Ironically, one of the most debated questions in religious studies is the definition of religion. In most disciplines there is at least a general consensus about how to define the subject of inquiry. Biochemistry is the study of the chemical substances and vital processes occurring in living organisms. Astronomy is the scientific study of matter in outer space with particular attention paid to the positions, dimensions, distribution, motion, composition, energy, and evolution of celestial bodies and phenomena. Clear disciplinary boundaries are not limited to the hard sciences, however. If you study English Literature it is plain to everyone what the subject of your inquiry is, even though one’s individual study within that discipline may be focused on Medieval, Renaissance, Romantic, Victorian or Modern texts. Such transparency about the topic at hand simply does not exist in religious studies.
Despite the difficulties caused by this definitional deficiency, there are some good reasons why scholars of religious studies equivocate about what religion is. Since definitions have political significance, one’s definition of religion determines one’s position in ongoing power-struggles. Religious studies departments in the liberal, secular academy see themselves as doing something different from religiously affiliated seminaries and so they do not take up theological methods to understand religion. Indeed various theological methods may constitute part of the religious phenomena which a scholar of religion needs to explain. A scholar of religious studies usually approaches religion as a set of practices, texts, myths, attitudes and social relations. Although they study Troeltsch, Tillich, Barth and Niebuhr along with Hume, Kant, Kierkegaard and Hegel as part of the history of modern religious thought, the theories and methods scholars of religion use to explain religion most often come from the social sciences following classical social scientists like Freud, Durkheim, Weber as well as more contemporary ones like Peter Berger, Robert Bellah, Mary Douglas Clifford Geertz and even Pierre Bourdieu.

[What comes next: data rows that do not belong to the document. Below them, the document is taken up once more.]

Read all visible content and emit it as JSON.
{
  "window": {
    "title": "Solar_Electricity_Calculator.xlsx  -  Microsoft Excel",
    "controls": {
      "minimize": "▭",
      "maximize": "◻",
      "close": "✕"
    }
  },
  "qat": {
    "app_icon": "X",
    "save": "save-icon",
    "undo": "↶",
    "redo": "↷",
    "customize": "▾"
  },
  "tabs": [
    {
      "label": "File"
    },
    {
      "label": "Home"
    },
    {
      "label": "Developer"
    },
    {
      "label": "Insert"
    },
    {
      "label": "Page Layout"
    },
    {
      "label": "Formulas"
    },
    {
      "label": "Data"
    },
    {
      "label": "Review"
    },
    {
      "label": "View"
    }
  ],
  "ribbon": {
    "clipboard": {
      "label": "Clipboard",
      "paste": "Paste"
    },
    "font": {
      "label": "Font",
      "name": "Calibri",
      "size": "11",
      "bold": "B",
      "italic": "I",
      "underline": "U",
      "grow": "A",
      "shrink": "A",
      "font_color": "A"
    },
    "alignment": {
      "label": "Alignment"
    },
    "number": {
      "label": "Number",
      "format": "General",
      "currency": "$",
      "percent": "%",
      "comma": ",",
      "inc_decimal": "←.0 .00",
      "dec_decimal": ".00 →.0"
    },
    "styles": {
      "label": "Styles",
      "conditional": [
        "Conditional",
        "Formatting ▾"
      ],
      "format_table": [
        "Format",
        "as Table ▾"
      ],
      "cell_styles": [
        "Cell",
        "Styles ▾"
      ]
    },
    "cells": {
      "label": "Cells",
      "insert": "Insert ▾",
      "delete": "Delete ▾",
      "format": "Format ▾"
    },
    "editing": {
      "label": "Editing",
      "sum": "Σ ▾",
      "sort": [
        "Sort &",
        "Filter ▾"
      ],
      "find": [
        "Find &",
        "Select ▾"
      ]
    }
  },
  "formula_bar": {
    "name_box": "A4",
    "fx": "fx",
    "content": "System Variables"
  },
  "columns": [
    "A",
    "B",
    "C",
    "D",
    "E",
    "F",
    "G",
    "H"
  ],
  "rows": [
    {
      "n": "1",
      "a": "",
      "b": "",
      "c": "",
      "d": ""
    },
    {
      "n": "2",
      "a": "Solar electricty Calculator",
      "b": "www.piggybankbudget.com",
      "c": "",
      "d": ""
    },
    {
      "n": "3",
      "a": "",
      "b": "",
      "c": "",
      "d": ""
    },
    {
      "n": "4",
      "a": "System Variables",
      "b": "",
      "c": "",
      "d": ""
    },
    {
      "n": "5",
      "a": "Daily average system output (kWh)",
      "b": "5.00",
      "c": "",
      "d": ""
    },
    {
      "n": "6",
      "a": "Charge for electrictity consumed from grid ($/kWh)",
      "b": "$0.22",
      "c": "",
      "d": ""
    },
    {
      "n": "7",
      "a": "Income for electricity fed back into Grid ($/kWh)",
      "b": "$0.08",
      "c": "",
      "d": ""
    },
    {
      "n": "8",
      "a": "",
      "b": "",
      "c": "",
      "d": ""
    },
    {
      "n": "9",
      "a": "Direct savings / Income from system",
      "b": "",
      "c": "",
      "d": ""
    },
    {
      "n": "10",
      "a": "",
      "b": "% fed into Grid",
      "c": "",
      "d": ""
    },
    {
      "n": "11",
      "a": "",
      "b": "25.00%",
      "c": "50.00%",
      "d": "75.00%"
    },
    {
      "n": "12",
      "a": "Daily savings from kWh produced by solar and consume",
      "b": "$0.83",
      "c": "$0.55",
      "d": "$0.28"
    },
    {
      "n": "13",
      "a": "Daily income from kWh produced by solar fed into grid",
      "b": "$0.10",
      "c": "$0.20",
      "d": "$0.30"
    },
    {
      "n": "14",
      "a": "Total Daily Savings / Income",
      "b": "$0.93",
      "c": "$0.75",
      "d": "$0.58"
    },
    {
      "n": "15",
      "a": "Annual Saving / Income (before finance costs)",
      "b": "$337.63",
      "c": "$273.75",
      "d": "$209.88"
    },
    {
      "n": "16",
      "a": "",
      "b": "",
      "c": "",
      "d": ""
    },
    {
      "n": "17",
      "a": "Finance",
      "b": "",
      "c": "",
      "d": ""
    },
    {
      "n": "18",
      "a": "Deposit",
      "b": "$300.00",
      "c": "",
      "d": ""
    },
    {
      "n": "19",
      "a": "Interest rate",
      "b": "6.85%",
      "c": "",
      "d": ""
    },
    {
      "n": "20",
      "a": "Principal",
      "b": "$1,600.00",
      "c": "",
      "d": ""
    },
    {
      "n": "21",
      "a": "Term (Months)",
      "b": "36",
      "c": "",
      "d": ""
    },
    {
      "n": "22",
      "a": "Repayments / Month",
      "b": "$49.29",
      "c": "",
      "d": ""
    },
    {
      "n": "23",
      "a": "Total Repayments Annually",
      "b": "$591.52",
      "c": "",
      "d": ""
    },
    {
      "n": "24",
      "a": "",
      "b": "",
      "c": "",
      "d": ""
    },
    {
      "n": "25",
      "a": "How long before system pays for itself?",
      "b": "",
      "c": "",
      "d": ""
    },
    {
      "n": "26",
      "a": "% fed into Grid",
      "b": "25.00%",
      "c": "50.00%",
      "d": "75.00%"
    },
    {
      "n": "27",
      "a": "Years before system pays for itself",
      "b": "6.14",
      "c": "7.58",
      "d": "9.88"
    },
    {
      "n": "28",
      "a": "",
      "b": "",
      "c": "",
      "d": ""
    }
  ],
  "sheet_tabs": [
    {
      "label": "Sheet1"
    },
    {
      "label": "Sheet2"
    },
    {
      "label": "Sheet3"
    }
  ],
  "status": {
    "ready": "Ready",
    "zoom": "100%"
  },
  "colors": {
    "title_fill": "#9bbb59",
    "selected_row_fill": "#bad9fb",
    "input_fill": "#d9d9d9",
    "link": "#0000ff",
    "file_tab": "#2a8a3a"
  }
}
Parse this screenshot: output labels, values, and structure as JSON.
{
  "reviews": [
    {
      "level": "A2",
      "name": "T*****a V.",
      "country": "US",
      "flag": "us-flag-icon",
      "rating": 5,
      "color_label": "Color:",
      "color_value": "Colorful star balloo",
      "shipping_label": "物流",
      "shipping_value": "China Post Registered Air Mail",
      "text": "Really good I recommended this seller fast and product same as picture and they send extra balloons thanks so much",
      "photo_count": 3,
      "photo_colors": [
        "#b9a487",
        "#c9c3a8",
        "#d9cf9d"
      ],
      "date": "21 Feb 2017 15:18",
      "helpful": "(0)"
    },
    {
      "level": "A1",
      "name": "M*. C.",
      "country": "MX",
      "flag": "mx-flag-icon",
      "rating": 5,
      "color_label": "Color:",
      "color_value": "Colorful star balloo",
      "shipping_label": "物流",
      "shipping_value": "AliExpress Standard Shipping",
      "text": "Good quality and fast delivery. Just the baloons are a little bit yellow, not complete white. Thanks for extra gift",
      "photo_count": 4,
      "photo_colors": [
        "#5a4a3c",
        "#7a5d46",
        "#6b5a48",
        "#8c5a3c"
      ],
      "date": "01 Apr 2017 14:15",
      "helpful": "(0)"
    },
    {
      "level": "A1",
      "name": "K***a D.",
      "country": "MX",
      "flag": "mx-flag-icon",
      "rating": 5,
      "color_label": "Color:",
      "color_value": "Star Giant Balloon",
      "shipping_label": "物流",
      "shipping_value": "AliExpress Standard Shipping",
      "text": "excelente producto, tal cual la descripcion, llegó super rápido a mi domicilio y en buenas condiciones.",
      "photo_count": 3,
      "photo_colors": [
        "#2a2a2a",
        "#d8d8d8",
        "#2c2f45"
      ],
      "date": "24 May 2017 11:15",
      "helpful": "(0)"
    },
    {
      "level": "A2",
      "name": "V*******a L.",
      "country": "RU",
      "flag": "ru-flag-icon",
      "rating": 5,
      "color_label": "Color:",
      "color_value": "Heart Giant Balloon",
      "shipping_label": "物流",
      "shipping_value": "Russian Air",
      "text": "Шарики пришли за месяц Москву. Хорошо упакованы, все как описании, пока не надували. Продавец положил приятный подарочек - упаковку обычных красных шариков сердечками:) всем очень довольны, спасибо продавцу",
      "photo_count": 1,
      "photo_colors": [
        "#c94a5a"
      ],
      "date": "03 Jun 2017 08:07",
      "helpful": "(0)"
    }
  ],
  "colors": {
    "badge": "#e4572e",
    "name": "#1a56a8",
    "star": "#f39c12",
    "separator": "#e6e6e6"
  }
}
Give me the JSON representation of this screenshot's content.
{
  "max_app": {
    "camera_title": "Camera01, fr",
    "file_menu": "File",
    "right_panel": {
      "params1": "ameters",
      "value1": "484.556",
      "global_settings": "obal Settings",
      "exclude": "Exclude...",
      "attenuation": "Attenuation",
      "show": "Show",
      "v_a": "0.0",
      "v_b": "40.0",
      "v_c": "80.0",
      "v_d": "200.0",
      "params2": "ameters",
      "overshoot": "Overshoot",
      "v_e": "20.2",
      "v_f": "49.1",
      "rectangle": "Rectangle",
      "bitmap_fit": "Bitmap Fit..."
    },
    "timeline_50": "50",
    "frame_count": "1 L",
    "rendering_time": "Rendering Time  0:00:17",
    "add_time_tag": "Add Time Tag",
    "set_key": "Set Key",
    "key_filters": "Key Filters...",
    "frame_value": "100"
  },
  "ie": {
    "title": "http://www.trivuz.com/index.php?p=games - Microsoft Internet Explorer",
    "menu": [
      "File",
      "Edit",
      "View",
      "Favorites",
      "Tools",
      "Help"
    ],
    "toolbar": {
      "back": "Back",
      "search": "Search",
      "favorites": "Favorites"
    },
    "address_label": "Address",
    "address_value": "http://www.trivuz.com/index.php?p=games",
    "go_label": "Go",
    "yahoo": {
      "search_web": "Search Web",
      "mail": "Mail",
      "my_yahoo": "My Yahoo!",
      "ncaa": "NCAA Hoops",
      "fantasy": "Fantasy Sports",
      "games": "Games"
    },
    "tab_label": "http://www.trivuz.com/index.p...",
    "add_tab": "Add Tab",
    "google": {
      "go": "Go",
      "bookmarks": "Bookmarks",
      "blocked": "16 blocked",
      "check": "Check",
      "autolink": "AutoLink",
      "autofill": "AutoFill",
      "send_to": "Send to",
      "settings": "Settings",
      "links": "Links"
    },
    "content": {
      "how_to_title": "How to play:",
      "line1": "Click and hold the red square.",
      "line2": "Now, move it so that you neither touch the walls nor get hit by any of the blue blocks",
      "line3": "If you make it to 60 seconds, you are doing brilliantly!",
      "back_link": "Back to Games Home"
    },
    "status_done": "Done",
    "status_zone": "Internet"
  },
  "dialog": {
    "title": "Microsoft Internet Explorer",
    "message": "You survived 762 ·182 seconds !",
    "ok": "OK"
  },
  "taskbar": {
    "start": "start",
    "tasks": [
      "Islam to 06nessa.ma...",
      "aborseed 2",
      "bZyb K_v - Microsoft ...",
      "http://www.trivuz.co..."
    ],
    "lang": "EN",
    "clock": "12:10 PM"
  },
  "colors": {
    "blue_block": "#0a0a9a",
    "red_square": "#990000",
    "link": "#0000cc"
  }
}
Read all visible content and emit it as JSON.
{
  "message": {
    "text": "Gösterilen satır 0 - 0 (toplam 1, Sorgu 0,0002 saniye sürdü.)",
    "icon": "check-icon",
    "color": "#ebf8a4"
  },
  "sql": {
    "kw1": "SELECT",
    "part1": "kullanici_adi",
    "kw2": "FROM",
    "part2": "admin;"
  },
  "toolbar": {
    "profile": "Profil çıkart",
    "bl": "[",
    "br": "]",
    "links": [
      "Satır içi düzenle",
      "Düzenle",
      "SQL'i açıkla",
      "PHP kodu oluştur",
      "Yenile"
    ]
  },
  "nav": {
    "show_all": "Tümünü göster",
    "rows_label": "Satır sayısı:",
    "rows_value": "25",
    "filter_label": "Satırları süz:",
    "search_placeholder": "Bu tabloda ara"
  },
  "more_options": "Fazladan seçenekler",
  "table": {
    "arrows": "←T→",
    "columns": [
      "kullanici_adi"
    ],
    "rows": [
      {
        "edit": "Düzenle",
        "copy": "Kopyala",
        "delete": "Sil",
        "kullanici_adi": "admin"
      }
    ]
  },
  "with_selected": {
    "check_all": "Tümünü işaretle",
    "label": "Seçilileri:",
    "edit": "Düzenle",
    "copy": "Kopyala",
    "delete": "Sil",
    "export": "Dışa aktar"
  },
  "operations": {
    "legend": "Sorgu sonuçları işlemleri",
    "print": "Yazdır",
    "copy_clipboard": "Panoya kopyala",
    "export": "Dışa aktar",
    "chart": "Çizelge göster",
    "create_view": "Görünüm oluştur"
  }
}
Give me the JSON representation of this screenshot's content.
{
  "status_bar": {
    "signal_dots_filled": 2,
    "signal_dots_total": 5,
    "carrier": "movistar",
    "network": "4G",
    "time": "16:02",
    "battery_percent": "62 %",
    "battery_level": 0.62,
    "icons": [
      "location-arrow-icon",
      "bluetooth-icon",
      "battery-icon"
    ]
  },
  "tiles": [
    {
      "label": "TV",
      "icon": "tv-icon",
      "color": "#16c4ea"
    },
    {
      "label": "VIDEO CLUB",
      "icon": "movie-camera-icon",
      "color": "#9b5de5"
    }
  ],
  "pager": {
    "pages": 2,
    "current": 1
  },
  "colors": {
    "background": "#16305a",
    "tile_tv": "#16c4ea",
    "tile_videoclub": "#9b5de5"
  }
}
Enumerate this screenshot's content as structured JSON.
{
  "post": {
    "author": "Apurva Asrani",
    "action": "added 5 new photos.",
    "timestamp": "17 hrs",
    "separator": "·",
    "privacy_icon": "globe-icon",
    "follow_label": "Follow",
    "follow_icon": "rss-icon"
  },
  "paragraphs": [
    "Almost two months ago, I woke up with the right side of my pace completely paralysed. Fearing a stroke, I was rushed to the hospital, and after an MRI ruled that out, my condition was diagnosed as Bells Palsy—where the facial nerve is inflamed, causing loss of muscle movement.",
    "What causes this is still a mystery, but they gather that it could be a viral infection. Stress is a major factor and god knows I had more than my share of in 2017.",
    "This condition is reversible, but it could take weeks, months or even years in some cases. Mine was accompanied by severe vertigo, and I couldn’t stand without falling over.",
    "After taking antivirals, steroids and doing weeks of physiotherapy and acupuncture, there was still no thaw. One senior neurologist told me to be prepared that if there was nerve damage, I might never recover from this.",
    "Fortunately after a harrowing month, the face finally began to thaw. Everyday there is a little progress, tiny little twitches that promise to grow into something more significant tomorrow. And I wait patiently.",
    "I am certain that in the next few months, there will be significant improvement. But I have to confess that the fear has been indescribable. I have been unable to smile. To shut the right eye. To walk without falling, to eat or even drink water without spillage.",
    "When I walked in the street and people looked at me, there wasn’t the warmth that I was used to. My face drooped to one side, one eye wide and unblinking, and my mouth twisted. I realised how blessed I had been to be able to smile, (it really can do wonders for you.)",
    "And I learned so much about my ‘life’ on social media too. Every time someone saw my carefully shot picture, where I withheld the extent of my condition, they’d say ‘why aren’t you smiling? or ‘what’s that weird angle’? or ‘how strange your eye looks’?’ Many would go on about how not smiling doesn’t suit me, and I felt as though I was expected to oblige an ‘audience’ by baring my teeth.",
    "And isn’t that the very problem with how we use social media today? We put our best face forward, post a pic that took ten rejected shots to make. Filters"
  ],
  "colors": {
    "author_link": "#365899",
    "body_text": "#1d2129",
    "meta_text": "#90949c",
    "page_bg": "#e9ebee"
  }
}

The perennial question, of course, is whether or not a social scientific analysis of religion works. Religionists often contend that social scientists offer only reductive or material definitions (which undergird full-fledged theories) of religion and that they cannot actually elucidate anything about religion per se since these social scientists make religion into psychology, sociology or anthropology instead of religion. Other religionists who want to allow social scientists to analyze religion with the tools of their disciplines suggest they limit their work to questions of origin and function and avoid questions of meaning and truth. In other words, some religionists would say that social scientists can explain the cause of religion but not interpret its meaning. Still others think the distinction between explanation and interpretation is a difficult one to maintain.
Here are some randomly chosen attempts to define religion:
“Religion is fluid and full of life, at every moment drawing on the direct touch of God; extremely inward, personal individual and abrupt; most lively [at times] farthest from the church.”
“Religion, in the largest and most basic sense of the word, is ultimate concern . . . manifest in the moral sphere as the unconditional seriousness of moral demand . . . in the realm of knowledge as the passionate longing for ultimate reality . . . in the aesthetic function of the human spirit as the infinite desire to express ultimate meaning.”
(Theology of Culture)
His best known definition: “the feeling of absolute dependence”
Lesser known: “Religion is for you at one time a way of thinking, a faith, a particular way of contemplating the world, and of combining what meets us in the world: at another, it is a way of acting, a peculiar desire and love, a special kind of conduct and character. Without this distinction of a theoretical and practical you could hardly think at all, and though both sides belong to religion, you are usually accustomed to give heed chiefly to only one at a time” (On Religion: Speeches to Its Cultured Despisers)
“A religion is a unified system of beliefs and practices about sacred things which beliefs and practices unite al those who adhere to them into one single moral community termed Church”
Religion is “the feelings, acts, and experiences of individual men in their solitude, so far as they apprehend themselves to stand in relation to whatever they may consider the divine.”
“Religion is a set of symbolic forms and acts which relates man to the ultimate condition of his existence.”
“We shall tell ourselves that it would be very nice if there were a God who created the world and was a benevolent Providence, and if there were a moral order in the universe and an afterlife; but it is a very striking fact that all this is exactly as we are bound to wish it to be.”
I am interested in how you would define religion and why. Is religion mostly about beliefs and practices? Are religious feelings relevant? How? What about history, tradition and texts? Is religion a private affair or a public affair or both? Definitions that are too narrow tend to fall prey to the WAB (What About Buddhism?) objection while definitions that are too broad are easily criticized for defining everything from Nazism to basketball as religion.